In early 2007 the Florida Bar filed a five count, 38-page complaint against Florida Lawyer Jack Thompson, seeking sanctions against the outspoken critic of video games. "This is frankly once again just the Bar going off the deep end trying to use Bar rules to limit my First Amendment activism," Thompson said about the matter, according to Law.com. The trial ended in December 2007, and the verdict was expected in late April of this year. Judge Dava Tunis had asked for an extension in order to, among other things, deal with 400 "pleadings, e-mails, letters and missives (including pictorials)" sent by Thompson since the end of the trial. Judge Tunis has now released her report, with recommendations that Thompson be found guilty of 27 of the 31 charges.
These are not small offenses, as Judge Tunis recommended a guilty verdict for, among other things, "knowingly making a false statement of material fact or law to a tribunal," "using means that have no purpose other than to embarrass, delay, or burden a third person," "engaging in conduct involving dishonesty, fraud, deceit, or misrepresentation," and "making statements that the lawyer knows to be false or with reckless disregard as to the truth or falsity concerning to the qualifications or integrity of a judge."

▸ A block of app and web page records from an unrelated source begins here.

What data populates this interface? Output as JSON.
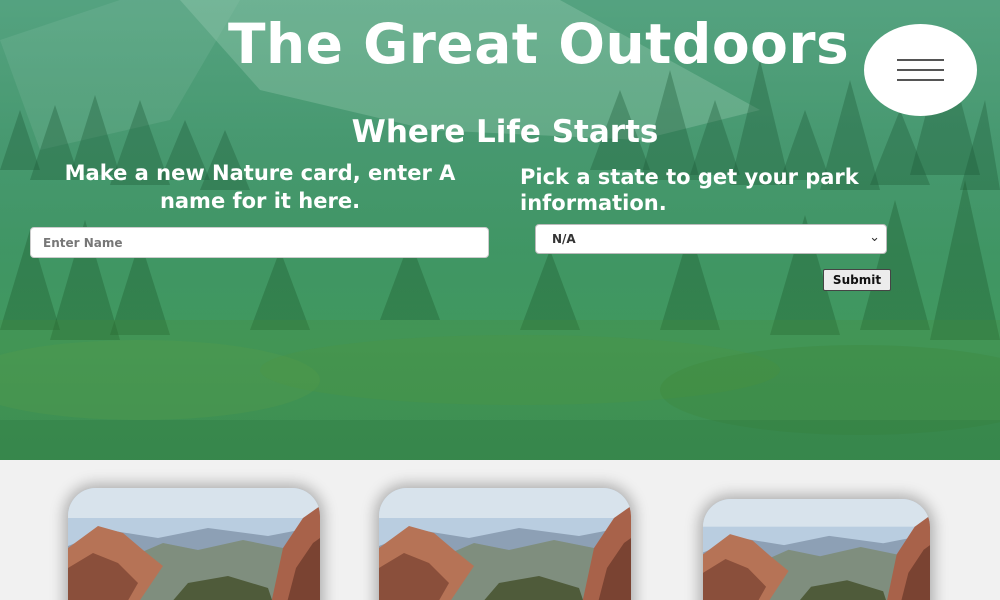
{
  "header": {
    "title": "The Great Outdoors",
    "menu_icon": "hamburger-menu-icon"
  },
  "hero": {
    "subtitle": "Where Life Starts"
  },
  "nature_card_form": {
    "label": "Make a new Nature card, enter A name for it here.",
    "name_input": {
      "value": "",
      "placeholder": "Enter Name"
    }
  },
  "park_form": {
    "label": "Pick a state to get your park information.",
    "state_select": {
      "selected": "N/A",
      "icon": "chevron-down-icon"
    },
    "submit_label": "Submit"
  },
  "cards": [
    {
      "image": "canyon-landscape-photo"
    },
    {
      "image": "canyon-landscape-photo"
    },
    {
      "image": "canyon-landscape-photo"
    }
  ],
  "colors": {
    "hero_overlay": "#4aaa80",
    "white": "#ffffff",
    "page_background": "#f1f1f1",
    "menu_bars": "#555555"
  }
}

It's hard to take Thompson's communications with the courts, the press, or government officials seriously at this point. Thompson has included gay pornography in his court filings, causing the Judge presiding over the case to note that "Mr. Thompson made available for unlimited public viewing, on the court’s docketing system, these graphic images." In this most recent case, Thompson created a picture book in reaction to "the court's inability to comprehend" what he was saying. The book contained pictures of swastikas, a copied dollar bill, monkeys, and, in a surreal touch, a handprint with the word "slap" written under it. That's leaving out the cartoon squirrels. Earlier this year, Thompson asked why another gaming writer doesn't "just molest children directly rather than through Rockstar. It would be more personal that way."
Before the release of Grand Theft Auto IV, Jack Thompson wrote Ars Technica a letter that compared the game to polio. These frenzied, nearly constant communications are at the heart of most of Thompson's troubles. Wisely, the Florida Supreme Court has declared that it will no longer accept any filings from the man unless they have been signed by another lawyer.
Thompson still has time before the Supreme Court makes a final ruling on these charges. A hearing covering possible sanctions will be held on June 4; Judge Tunis' final report is not due until early September.
The majority of the primary reporting on this case was done by GamePolitics.com, with the backing of the ECA. "I want to mention that without ECA president Hal Halpin, this series would not have been possible," writer Dennis McAuley wrote. "When I pitched the idea to Hal and asked that the gamer advocacy organization (which owns GamePolitics) cover the not-insignificant cost of acquiring the initial round of transcripts, he didn't hesitate. When we needed additional transcripts later, Hal insisted that the ECA cover the expense."
McCauley invited Thompson to share his closing statement, and any other insights he had about the trial. After ranting at the writer, Thompson finally stated that he "spent nine days in trial. I don't have to relive it for a twit who couldn't care less what really happened there, *******."
Despite the ambivalence of the mainstream media in reporting on this case, and no matter what the final outcome turns out to be, the coverage of the trial has done something more damaging than any attack Thompson could have dreamed up on his own: it has let the public judge the man through his own actions and words.
GamePolitics was able to get Thompson's closing statement, and the man spoke like a captain straightening his coat as the ship goes down. "I'm simply making the argument, Judge, that my motivations—which I have tried to make clear, maybe to the point of nausea—are religious and that my efforts against the distribution of adult material, pornographic material, violent material, adult rated material to children is violative of the law as well as violative of Scripture. I quoted the biblical passage where Jesus says, reportedly: 'If any one of you should cause one of these little ones to stumble, it would be better that a millstone be tied around your neck and that you be cast in the uttermost depths of the sea.'"